_What this task involves_.
Every line that contains the word "DataSize" is to be copied from the listing.

_Given entries_.

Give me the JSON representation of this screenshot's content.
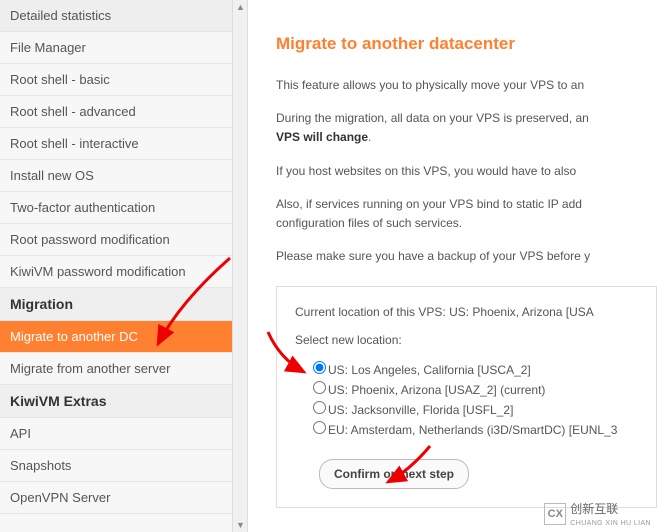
{
  "sidebar": {
    "items": [
      {
        "label": "Detailed statistics",
        "type": "item"
      },
      {
        "label": "File Manager",
        "type": "item"
      },
      {
        "label": "Root shell - basic",
        "type": "item"
      },
      {
        "label": "Root shell - advanced",
        "type": "item"
      },
      {
        "label": "Root shell - interactive",
        "type": "item"
      },
      {
        "label": "Install new OS",
        "type": "item"
      },
      {
        "label": "Two-factor authentication",
        "type": "item"
      },
      {
        "label": "Root password modification",
        "type": "item"
      },
      {
        "label": "KiwiVM password modification",
        "type": "item"
      },
      {
        "label": "Migration",
        "type": "section"
      },
      {
        "label": "Migrate to another DC",
        "type": "item",
        "selected": true
      },
      {
        "label": "Migrate from another server",
        "type": "item"
      },
      {
        "label": "KiwiVM Extras",
        "type": "section"
      },
      {
        "label": "API",
        "type": "item"
      },
      {
        "label": "Snapshots",
        "type": "item"
      },
      {
        "label": "OpenVPN Server",
        "type": "item"
      }
    ]
  },
  "main": {
    "title": "Migrate to another datacenter",
    "para1": "This feature allows you to physically move your VPS to an",
    "para2a": "During the migration, all data on your VPS is preserved, an",
    "para2b": "VPS will change",
    "para2bSuffix": ".",
    "para3": "If you host websites on this VPS, you would have to also ",
    "para4": "Also, if services running on your VPS bind to static IP add",
    "para5": "configuration files of such services.",
    "para6": "Please make sure you have a backup of your VPS before y",
    "panel": {
      "currentLocationLabel": "Current location of this VPS: US: Phoenix, Arizona [USA",
      "selectLabel": "Select new location:",
      "options": [
        {
          "label": "US: Los Angeles, California [USCA_2]",
          "selected": true
        },
        {
          "label": "US: Phoenix, Arizona [USAZ_2] (current)",
          "selected": false
        },
        {
          "label": "US: Jacksonville, Florida [USFL_2]",
          "selected": false
        },
        {
          "label": "EU: Amsterdam, Netherlands (i3D/SmartDC) [EUNL_3",
          "selected": false
        }
      ],
      "confirmLabel": "Confirm on next step"
    }
  },
  "watermark": {
    "brand": "创新互联",
    "sub": "CHUANG XIN HU LIAN"
  }
}
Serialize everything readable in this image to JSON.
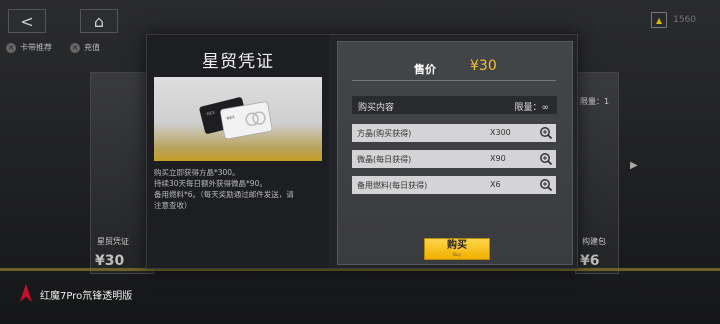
{
  "top": {
    "currency_amount": "1560"
  },
  "tabs": [
    {
      "label": "卡带推荐",
      "icon": "cross-icon"
    },
    {
      "label": "充值",
      "icon": "close-icon"
    }
  ],
  "background": {
    "left_card_caption": "星贸凭证",
    "left_card_price": "¥30",
    "right_card_limit": "限量：1",
    "right_card_caption": "构建包",
    "right_card_price": "¥6"
  },
  "modal": {
    "title": "星贸凭证",
    "description_lines": [
      "购买立即获得方晶*300。",
      "持续30天每日额外获得微晶*90。",
      "备用燃料*6。（每天奖励通过邮件发送，请",
      "注意查收）"
    ],
    "price_label": "售价",
    "price_value": "¥30",
    "contents_header": "购买内容",
    "limit_text": "限量：∞",
    "items": [
      {
        "name": "方晶(购买获得)",
        "qty": "X300"
      },
      {
        "name": "微晶(每日获得)",
        "qty": "X90"
      },
      {
        "name": "备用燃料(每日获得)",
        "qty": "X6"
      }
    ],
    "buy_label": "购买",
    "buy_sublabel": "Buy"
  },
  "brand": {
    "text": "红魔7Pro氘锋透明版"
  },
  "colors": {
    "accent_yellow": "#f0c030",
    "modal_bg": "#222327",
    "buy_button": "#ffd54a"
  }
}
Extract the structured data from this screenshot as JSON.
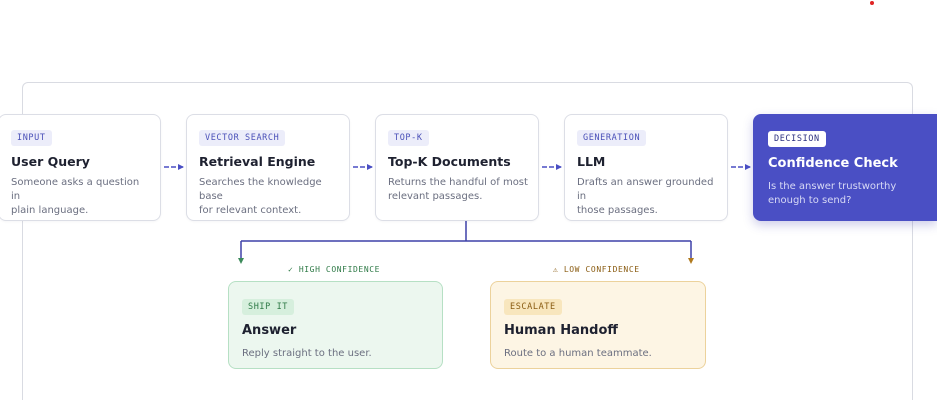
{
  "pipeline": [
    {
      "tag": "INPUT",
      "title": "User Query",
      "desc_lines": [
        "Someone asks a question in",
        "plain language."
      ]
    },
    {
      "tag": "VECTOR SEARCH",
      "title": "Retrieval Engine",
      "desc_lines": [
        "Searches the knowledge base",
        "for relevant context."
      ]
    },
    {
      "tag": "TOP-K",
      "title": "Top-K Documents",
      "desc_lines": [
        "Returns the handful of most",
        "relevant passages."
      ]
    },
    {
      "tag": "GENERATION",
      "title": "LLM",
      "desc_lines": [
        "Drafts an answer grounded in",
        "those passages."
      ]
    },
    {
      "tag": "DECISION",
      "title": "Confidence Check",
      "desc_lines": [
        "Is the answer trustworthy",
        "enough to send?"
      ]
    }
  ],
  "branches": {
    "high": {
      "label": "✓ HIGH CONFIDENCE",
      "tag": "SHIP IT",
      "title": "Answer",
      "desc": "Reply straight to the user."
    },
    "low": {
      "label": "⚠ LOW CONFIDENCE",
      "tag": "ESCALATE",
      "title": "Human Handoff",
      "desc": "Route to a human teammate."
    }
  },
  "colors": {
    "connector": "#4a4fc4",
    "decision_fill": "#4a4fc4",
    "high_arrow": "#3c8a5a",
    "low_arrow": "#b07a1e"
  }
}
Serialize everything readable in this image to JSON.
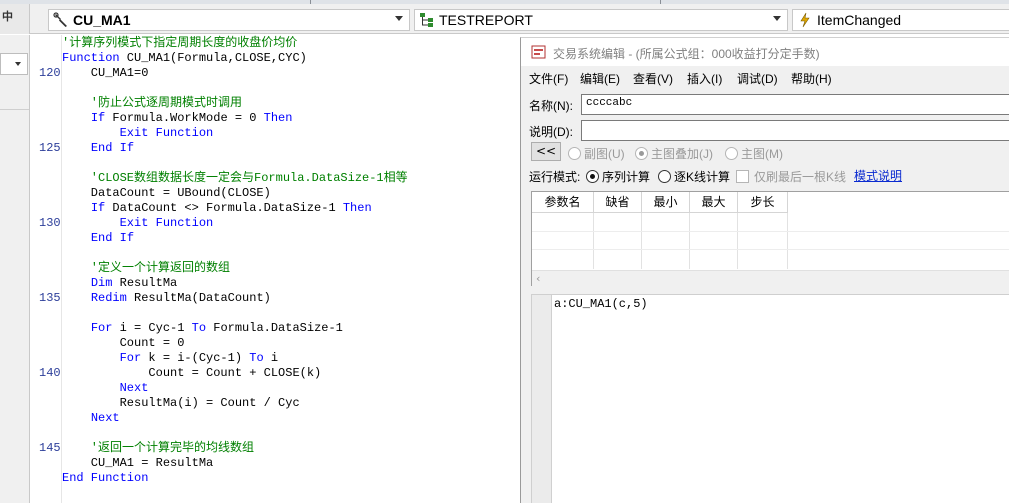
{
  "toolbar": {
    "left_stub": "中",
    "procedure_combo": "CU_MA1",
    "report_combo": "TESTREPORT",
    "event_combo": "ItemChanged"
  },
  "icons": {
    "procedure_icon": "wrench-icon",
    "report_icon": "tree-structure-icon",
    "event_icon": "lightning-icon",
    "dialog_icon": "app-icon"
  },
  "editor": {
    "line_numbers": [
      {
        "n": "120",
        "row": 2
      },
      {
        "n": "125",
        "row": 7
      },
      {
        "n": "130",
        "row": 12
      },
      {
        "n": "135",
        "row": 17
      },
      {
        "n": "140",
        "row": 22
      },
      {
        "n": "145",
        "row": 27
      }
    ],
    "lines": [
      [
        {
          "t": "'计算序列模式下指定周期长度的收盘价均价",
          "c": "cm"
        }
      ],
      [
        {
          "t": "Function",
          "c": "kw"
        },
        {
          "t": " CU_MA1(Formula,CLOSE,CYC)",
          "c": ""
        }
      ],
      [
        {
          "t": "    CU_MA1=0",
          "c": ""
        }
      ],
      [
        {
          "t": "",
          "c": ""
        }
      ],
      [
        {
          "t": "    '防止公式逐周期模式时调用",
          "c": "cm"
        }
      ],
      [
        {
          "t": "    ",
          "c": ""
        },
        {
          "t": "If",
          "c": "kw"
        },
        {
          "t": " Formula.WorkMode = 0 ",
          "c": ""
        },
        {
          "t": "Then",
          "c": "kw"
        }
      ],
      [
        {
          "t": "        ",
          "c": ""
        },
        {
          "t": "Exit Function",
          "c": "kw"
        }
      ],
      [
        {
          "t": "    ",
          "c": ""
        },
        {
          "t": "End If",
          "c": "kw"
        }
      ],
      [
        {
          "t": "",
          "c": ""
        }
      ],
      [
        {
          "t": "    'CLOSE数组数据长度一定会与Formula.DataSize-1相等",
          "c": "cm"
        }
      ],
      [
        {
          "t": "    DataCount = UBound(CLOSE)",
          "c": ""
        }
      ],
      [
        {
          "t": "    ",
          "c": ""
        },
        {
          "t": "If",
          "c": "kw"
        },
        {
          "t": " DataCount <> Formula.DataSize-1 ",
          "c": ""
        },
        {
          "t": "Then",
          "c": "kw"
        }
      ],
      [
        {
          "t": "        ",
          "c": ""
        },
        {
          "t": "Exit Function",
          "c": "kw"
        }
      ],
      [
        {
          "t": "    ",
          "c": ""
        },
        {
          "t": "End If",
          "c": "kw"
        }
      ],
      [
        {
          "t": "",
          "c": ""
        }
      ],
      [
        {
          "t": "    '定义一个计算返回的数组",
          "c": "cm"
        }
      ],
      [
        {
          "t": "    ",
          "c": ""
        },
        {
          "t": "Dim",
          "c": "kw"
        },
        {
          "t": " ResultMa",
          "c": ""
        }
      ],
      [
        {
          "t": "    ",
          "c": ""
        },
        {
          "t": "Redim",
          "c": "kw"
        },
        {
          "t": " ResultMa(DataCount)",
          "c": ""
        }
      ],
      [
        {
          "t": "",
          "c": ""
        }
      ],
      [
        {
          "t": "    ",
          "c": ""
        },
        {
          "t": "For",
          "c": "kw"
        },
        {
          "t": " i = Cyc-1 ",
          "c": ""
        },
        {
          "t": "To",
          "c": "kw"
        },
        {
          "t": " Formula.DataSize-1",
          "c": ""
        }
      ],
      [
        {
          "t": "        Count = 0",
          "c": ""
        }
      ],
      [
        {
          "t": "        ",
          "c": ""
        },
        {
          "t": "For",
          "c": "kw"
        },
        {
          "t": " k = i-(Cyc-1) ",
          "c": ""
        },
        {
          "t": "To",
          "c": "kw"
        },
        {
          "t": " i",
          "c": ""
        }
      ],
      [
        {
          "t": "            Count = Count + CLOSE(k)",
          "c": ""
        }
      ],
      [
        {
          "t": "        ",
          "c": ""
        },
        {
          "t": "Next",
          "c": "kw"
        }
      ],
      [
        {
          "t": "        ResultMa(i) = Count / Cyc",
          "c": ""
        }
      ],
      [
        {
          "t": "    ",
          "c": ""
        },
        {
          "t": "Next",
          "c": "kw"
        }
      ],
      [
        {
          "t": "",
          "c": ""
        }
      ],
      [
        {
          "t": "    '返回一个计算完毕的均线数组",
          "c": "cm"
        }
      ],
      [
        {
          "t": "    CU_MA1 = ResultMa",
          "c": ""
        }
      ],
      [
        {
          "t": "End Function",
          "c": "kw"
        }
      ]
    ]
  },
  "dialog": {
    "title": "交易系统编辑 - (所属公式组：000收益打分定手数)",
    "menu": [
      "文件(F)",
      "编辑(E)",
      "查看(V)",
      "插入(I)",
      "调试(D)",
      "帮助(H)"
    ],
    "name_label": "名称(N):",
    "name_value": "ccccabc",
    "desc_label": "说明(D):",
    "desc_value": "",
    "back_button": "<<",
    "chart_options": [
      "副图(U)",
      "主图叠加(J)",
      "主图(M)"
    ],
    "chart_selected": "主图叠加(J)",
    "run_mode_label": "运行模式:",
    "run_modes": [
      "序列计算",
      "逐K线计算"
    ],
    "run_mode_selected": "序列计算",
    "last_bar_checkbox": "仅刷最后一根K线",
    "last_bar_checked": false,
    "mode_help_link": "模式说明",
    "param_columns": [
      "参数名",
      "缺省",
      "最小",
      "最大",
      "步长"
    ],
    "formula_text": "a:CU_MA1(c,5)"
  }
}
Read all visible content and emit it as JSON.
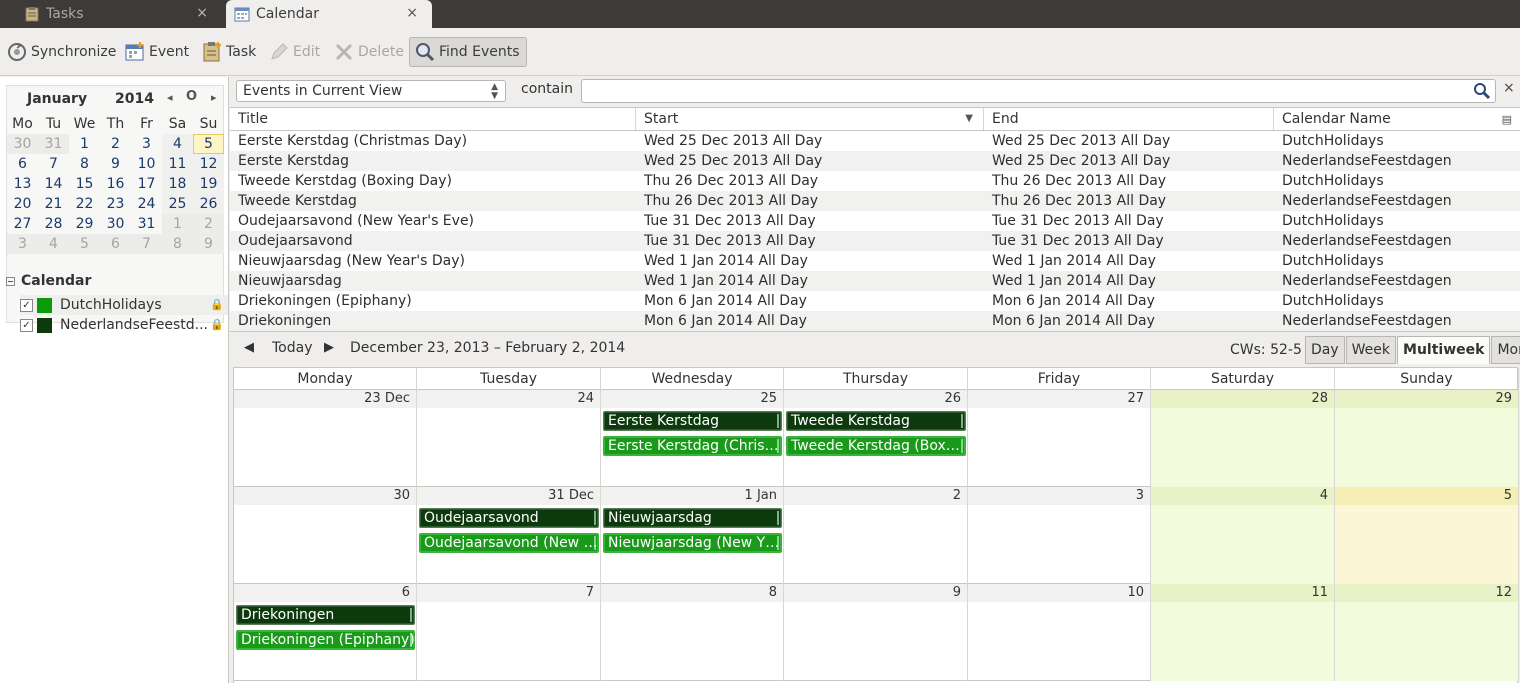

_Solution to this exercise_.
          "t": "    'CLOSE数组数据长度一定会与Formula.DataSize-1相等",
          "t": " DataCount <> Formula.DataSize-1 ",
          "t": " Formula.DataSize-1",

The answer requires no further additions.